◆ **The problem**
With images excluded, write out each entry below exactly as given.

[[ Given data open ]]

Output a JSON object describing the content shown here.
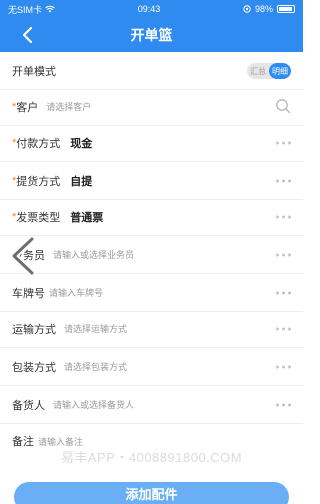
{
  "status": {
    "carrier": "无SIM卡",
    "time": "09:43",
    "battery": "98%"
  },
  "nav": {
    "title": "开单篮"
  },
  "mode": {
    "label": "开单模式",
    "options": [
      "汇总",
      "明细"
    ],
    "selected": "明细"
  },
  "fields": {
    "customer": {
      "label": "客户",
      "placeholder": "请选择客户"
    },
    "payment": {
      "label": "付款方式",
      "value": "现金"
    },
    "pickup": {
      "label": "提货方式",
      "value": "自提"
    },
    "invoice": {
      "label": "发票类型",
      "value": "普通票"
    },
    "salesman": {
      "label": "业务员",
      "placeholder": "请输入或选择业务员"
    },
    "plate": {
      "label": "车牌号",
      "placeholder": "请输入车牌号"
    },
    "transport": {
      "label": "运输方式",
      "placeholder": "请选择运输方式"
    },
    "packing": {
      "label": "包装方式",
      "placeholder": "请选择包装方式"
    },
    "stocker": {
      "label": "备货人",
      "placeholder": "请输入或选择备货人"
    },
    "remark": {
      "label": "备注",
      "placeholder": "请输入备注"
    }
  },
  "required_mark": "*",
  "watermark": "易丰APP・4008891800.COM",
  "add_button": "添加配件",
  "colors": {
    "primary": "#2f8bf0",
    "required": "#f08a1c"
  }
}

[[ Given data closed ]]

◆ **Expected output**
Output a JSON object describing the content shown here.
{
  "status": {
    "carrier": "无SIM卡",
    "time": "09:43",
    "battery": "98%"
  },
  "nav": {
    "title": "开单篮"
  },
  "mode": {
    "label": "开单模式",
    "options": [
      "汇总",
      "明细"
    ],
    "selected": "明细"
  },
  "fields": {
    "customer": {
      "label": "客户",
      "placeholder": "请选择客户"
    },
    "payment": {
      "label": "付款方式",
      "value": "现金"
    },
    "pickup": {
      "label": "提货方式",
      "value": "自提"
    },
    "invoice": {
      "label": "发票类型",
      "value": "普通票"
    },
    "salesman": {
      "label": "业务员",
      "placeholder": "请输入或选择业务员"
    },
    "plate": {
      "label": "车牌号",
      "placeholder": "请输入车牌号"
    },
    "transport": {
      "label": "运输方式",
      "placeholder": "请选择运输方式"
    },
    "packing": {
      "label": "包装方式",
      "placeholder": "请选择包装方式"
    },
    "stocker": {
      "label": "备货人",
      "placeholder": "请输入或选择备货人"
    },
    "remark": {
      "label": "备注",
      "placeholder": "请输入备注"
    }
  },
  "required_mark": "*",
  "watermark": "易丰APP・4008891800.COM",
  "add_button": "添加配件",
  "colors": {
    "primary": "#2f8bf0",
    "required": "#f08a1c"
  }
}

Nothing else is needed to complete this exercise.